=== RECORDS FOR THIS EXERCISE ===

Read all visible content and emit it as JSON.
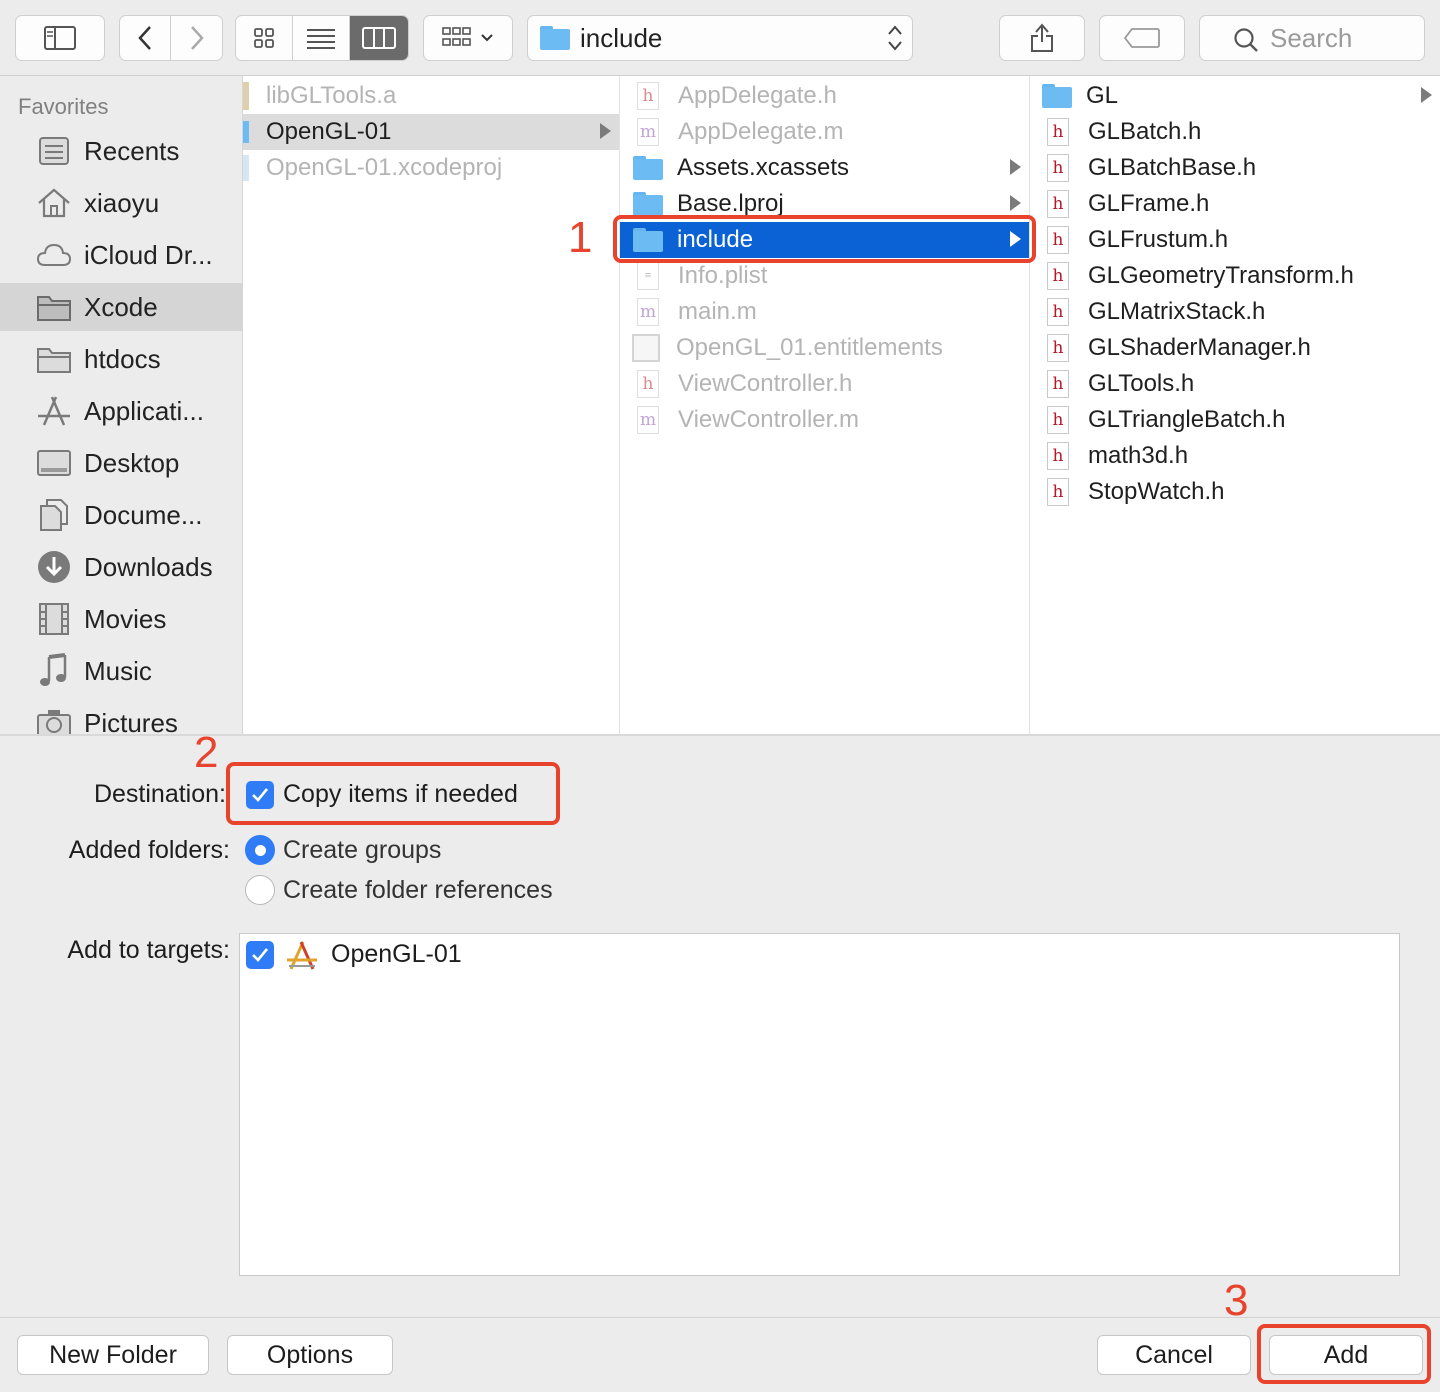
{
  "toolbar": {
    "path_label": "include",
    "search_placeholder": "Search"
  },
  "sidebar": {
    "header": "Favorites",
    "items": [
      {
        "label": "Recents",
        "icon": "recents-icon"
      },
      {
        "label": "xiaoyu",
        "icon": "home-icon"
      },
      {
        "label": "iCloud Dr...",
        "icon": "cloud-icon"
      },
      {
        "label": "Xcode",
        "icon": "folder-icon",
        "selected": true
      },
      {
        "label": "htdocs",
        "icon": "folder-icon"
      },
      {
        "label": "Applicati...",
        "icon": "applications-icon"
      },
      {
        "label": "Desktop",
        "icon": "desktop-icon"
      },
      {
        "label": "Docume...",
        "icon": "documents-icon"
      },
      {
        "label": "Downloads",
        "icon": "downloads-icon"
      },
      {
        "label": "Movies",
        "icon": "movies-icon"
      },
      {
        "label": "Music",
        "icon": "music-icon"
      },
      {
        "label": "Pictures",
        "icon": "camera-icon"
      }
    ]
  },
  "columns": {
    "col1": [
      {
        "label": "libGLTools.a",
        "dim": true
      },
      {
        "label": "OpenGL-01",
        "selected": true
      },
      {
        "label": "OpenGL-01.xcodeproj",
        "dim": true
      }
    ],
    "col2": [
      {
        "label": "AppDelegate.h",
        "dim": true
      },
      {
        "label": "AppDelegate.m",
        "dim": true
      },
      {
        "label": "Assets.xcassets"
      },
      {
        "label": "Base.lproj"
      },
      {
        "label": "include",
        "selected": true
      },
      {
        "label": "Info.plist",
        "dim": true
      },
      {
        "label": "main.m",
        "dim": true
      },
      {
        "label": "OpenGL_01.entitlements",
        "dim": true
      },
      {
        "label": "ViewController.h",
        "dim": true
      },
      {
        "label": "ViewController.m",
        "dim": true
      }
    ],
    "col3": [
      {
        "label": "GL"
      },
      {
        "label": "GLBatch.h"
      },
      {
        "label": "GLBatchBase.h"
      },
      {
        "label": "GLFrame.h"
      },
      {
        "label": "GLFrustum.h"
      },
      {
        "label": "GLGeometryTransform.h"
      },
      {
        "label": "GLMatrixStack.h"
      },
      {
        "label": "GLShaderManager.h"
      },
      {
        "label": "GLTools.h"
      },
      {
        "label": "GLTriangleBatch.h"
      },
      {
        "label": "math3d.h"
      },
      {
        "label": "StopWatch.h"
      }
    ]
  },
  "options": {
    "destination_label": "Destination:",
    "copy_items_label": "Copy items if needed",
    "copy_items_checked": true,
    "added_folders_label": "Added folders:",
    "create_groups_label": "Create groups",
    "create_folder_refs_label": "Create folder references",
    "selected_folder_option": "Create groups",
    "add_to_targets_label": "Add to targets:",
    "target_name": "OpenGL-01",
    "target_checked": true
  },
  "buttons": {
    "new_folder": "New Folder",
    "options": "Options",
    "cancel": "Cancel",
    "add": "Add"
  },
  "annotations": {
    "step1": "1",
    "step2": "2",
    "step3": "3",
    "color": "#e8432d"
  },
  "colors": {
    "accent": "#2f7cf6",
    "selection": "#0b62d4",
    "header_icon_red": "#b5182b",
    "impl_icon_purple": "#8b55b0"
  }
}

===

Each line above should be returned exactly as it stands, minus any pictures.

Read all visible content and emit it as JSON.
{
  "toolbar": {
    "path_label": "include",
    "search_placeholder": "Search"
  },
  "sidebar": {
    "header": "Favorites",
    "items": [
      {
        "label": "Recents",
        "icon": "recents-icon"
      },
      {
        "label": "xiaoyu",
        "icon": "home-icon"
      },
      {
        "label": "iCloud Dr...",
        "icon": "cloud-icon"
      },
      {
        "label": "Xcode",
        "icon": "folder-icon",
        "selected": true
      },
      {
        "label": "htdocs",
        "icon": "folder-icon"
      },
      {
        "label": "Applicati...",
        "icon": "applications-icon"
      },
      {
        "label": "Desktop",
        "icon": "desktop-icon"
      },
      {
        "label": "Docume...",
        "icon": "documents-icon"
      },
      {
        "label": "Downloads",
        "icon": "downloads-icon"
      },
      {
        "label": "Movies",
        "icon": "movies-icon"
      },
      {
        "label": "Music",
        "icon": "music-icon"
      },
      {
        "label": "Pictures",
        "icon": "camera-icon"
      }
    ]
  },
  "columns": {
    "col1": [
      {
        "label": "libGLTools.a",
        "dim": true
      },
      {
        "label": "OpenGL-01",
        "selected": true
      },
      {
        "label": "OpenGL-01.xcodeproj",
        "dim": true
      }
    ],
    "col2": [
      {
        "label": "AppDelegate.h",
        "dim": true
      },
      {
        "label": "AppDelegate.m",
        "dim": true
      },
      {
        "label": "Assets.xcassets"
      },
      {
        "label": "Base.lproj"
      },
      {
        "label": "include",
        "selected": true
      },
      {
        "label": "Info.plist",
        "dim": true
      },
      {
        "label": "main.m",
        "dim": true
      },
      {
        "label": "OpenGL_01.entitlements",
        "dim": true
      },
      {
        "label": "ViewController.h",
        "dim": true
      },
      {
        "label": "ViewController.m",
        "dim": true
      }
    ],
    "col3": [
      {
        "label": "GL"
      },
      {
        "label": "GLBatch.h"
      },
      {
        "label": "GLBatchBase.h"
      },
      {
        "label": "GLFrame.h"
      },
      {
        "label": "GLFrustum.h"
      },
      {
        "label": "GLGeometryTransform.h"
      },
      {
        "label": "GLMatrixStack.h"
      },
      {
        "label": "GLShaderManager.h"
      },
      {
        "label": "GLTools.h"
      },
      {
        "label": "GLTriangleBatch.h"
      },
      {
        "label": "math3d.h"
      },
      {
        "label": "StopWatch.h"
      }
    ]
  },
  "options": {
    "destination_label": "Destination:",
    "copy_items_label": "Copy items if needed",
    "copy_items_checked": true,
    "added_folders_label": "Added folders:",
    "create_groups_label": "Create groups",
    "create_folder_refs_label": "Create folder references",
    "selected_folder_option": "Create groups",
    "add_to_targets_label": "Add to targets:",
    "target_name": "OpenGL-01",
    "target_checked": true
  },
  "buttons": {
    "new_folder": "New Folder",
    "options": "Options",
    "cancel": "Cancel",
    "add": "Add"
  },
  "annotations": {
    "step1": "1",
    "step2": "2",
    "step3": "3",
    "color": "#e8432d"
  },
  "colors": {
    "accent": "#2f7cf6",
    "selection": "#0b62d4",
    "header_icon_red": "#b5182b",
    "impl_icon_purple": "#8b55b0"
  }
}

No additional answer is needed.